5. Attend the court hearing: Once the lawsuit is filed, a court hearing will be scheduled where both parties will have an opportunity to present their case. It’s crucial to provide all relevant evidence, including the notice to quit and any documentation proving the squatter’s illegal occupation. If successful, the court will issue a writ of possession, granting you the right to regain possession of your property.
6. Enforce the eviction: After obtaining the writ of possession, you must coordinate with local law enforcement or a court-approved private process server to execute the eviction. They will physically remove the squatter from the property, allowing you to regain possession.
Frequently Asked Questions
Q: Can I forcefully remove a squatter without involving the legal system?
A: No, self-help eviction is illegal in Georgia. You must follow the established legal process to evict a squatter.
Q: How long does the eviction process take in Georgia?
A: The timeline can vary depending on the specific circumstances and court availability. On average, it can take anywhere from a few weeks to several months.
Q: Can I change the locks to keep the squatter out?
A: Changing the locks without following the legal eviction process is not advisable. Doing so may result in potential legal consequences.
Q: Can I sue a squatter for damages they caused to my property?
A: Yes, you can pursue legal action against a squatter for damages they caused to your property. Consult with an attorney to determine the best course of action.
Q: Can I evict a squatter during the COVID-19 pandemic?
A: The eviction process in Georgia has been temporarily altered due to the pandemic. It is advisable to consult with an attorney or visit the local courthouse to understand the current regulations and procedures.

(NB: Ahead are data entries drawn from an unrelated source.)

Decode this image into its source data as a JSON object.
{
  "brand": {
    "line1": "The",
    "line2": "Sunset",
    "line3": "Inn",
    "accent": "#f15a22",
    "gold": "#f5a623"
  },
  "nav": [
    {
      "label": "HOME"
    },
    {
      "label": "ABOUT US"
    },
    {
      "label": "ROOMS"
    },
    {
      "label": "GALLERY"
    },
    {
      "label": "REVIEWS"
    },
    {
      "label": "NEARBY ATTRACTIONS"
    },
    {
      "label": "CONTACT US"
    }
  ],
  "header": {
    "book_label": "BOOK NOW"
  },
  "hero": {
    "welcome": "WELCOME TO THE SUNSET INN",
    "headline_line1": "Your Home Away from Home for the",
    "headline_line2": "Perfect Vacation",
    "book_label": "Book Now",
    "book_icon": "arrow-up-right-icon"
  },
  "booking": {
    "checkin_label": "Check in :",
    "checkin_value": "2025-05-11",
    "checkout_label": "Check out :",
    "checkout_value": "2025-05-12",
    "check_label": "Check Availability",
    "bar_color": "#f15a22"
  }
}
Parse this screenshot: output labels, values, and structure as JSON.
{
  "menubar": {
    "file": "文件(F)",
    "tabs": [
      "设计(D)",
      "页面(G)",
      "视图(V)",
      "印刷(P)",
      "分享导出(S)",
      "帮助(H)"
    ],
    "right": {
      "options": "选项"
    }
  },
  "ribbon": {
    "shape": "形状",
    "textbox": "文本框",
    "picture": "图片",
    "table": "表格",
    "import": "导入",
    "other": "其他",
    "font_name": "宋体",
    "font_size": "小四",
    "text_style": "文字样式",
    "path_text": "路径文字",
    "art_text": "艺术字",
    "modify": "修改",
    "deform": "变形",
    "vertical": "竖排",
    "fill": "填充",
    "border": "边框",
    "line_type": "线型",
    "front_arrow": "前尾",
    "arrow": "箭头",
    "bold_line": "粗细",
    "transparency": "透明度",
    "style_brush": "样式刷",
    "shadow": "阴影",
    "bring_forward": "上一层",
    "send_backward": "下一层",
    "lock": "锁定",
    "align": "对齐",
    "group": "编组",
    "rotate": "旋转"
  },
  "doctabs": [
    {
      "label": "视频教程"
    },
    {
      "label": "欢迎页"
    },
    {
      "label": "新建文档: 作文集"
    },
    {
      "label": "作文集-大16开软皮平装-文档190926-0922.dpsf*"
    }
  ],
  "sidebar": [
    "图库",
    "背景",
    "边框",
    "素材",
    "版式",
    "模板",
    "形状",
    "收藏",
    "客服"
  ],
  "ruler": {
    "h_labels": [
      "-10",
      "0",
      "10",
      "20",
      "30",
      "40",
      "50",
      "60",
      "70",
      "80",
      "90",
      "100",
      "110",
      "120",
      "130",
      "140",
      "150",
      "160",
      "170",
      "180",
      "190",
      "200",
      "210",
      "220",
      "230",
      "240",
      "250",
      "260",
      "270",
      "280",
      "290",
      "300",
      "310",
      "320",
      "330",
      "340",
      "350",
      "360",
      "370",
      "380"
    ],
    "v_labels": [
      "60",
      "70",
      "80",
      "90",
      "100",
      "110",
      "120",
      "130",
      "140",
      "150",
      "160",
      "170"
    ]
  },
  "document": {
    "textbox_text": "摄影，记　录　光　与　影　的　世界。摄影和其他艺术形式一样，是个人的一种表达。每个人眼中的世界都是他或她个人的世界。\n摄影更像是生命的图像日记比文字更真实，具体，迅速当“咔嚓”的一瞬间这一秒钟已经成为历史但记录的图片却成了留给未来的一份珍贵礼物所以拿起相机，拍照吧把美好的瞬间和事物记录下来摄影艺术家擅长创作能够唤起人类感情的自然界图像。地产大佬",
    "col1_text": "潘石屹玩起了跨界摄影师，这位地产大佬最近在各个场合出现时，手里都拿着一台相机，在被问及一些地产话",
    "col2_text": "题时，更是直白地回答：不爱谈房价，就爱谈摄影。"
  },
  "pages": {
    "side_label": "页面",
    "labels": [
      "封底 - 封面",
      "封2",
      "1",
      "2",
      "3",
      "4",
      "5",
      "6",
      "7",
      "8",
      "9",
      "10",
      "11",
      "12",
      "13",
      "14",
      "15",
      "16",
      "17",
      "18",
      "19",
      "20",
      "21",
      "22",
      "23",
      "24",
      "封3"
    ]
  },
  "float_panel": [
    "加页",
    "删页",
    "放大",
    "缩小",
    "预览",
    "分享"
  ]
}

In conclusion, evicting a squatter in Georgia requires following the legal process, including serving a notice to quit, filing an eviction lawsuit, and obtaining a writ of possession. It is crucial to consult with an attorney to ensure you understand the specific laws and regulations in your county. By following the legal process, you can regain possession of your property and protect your rights as a property owner.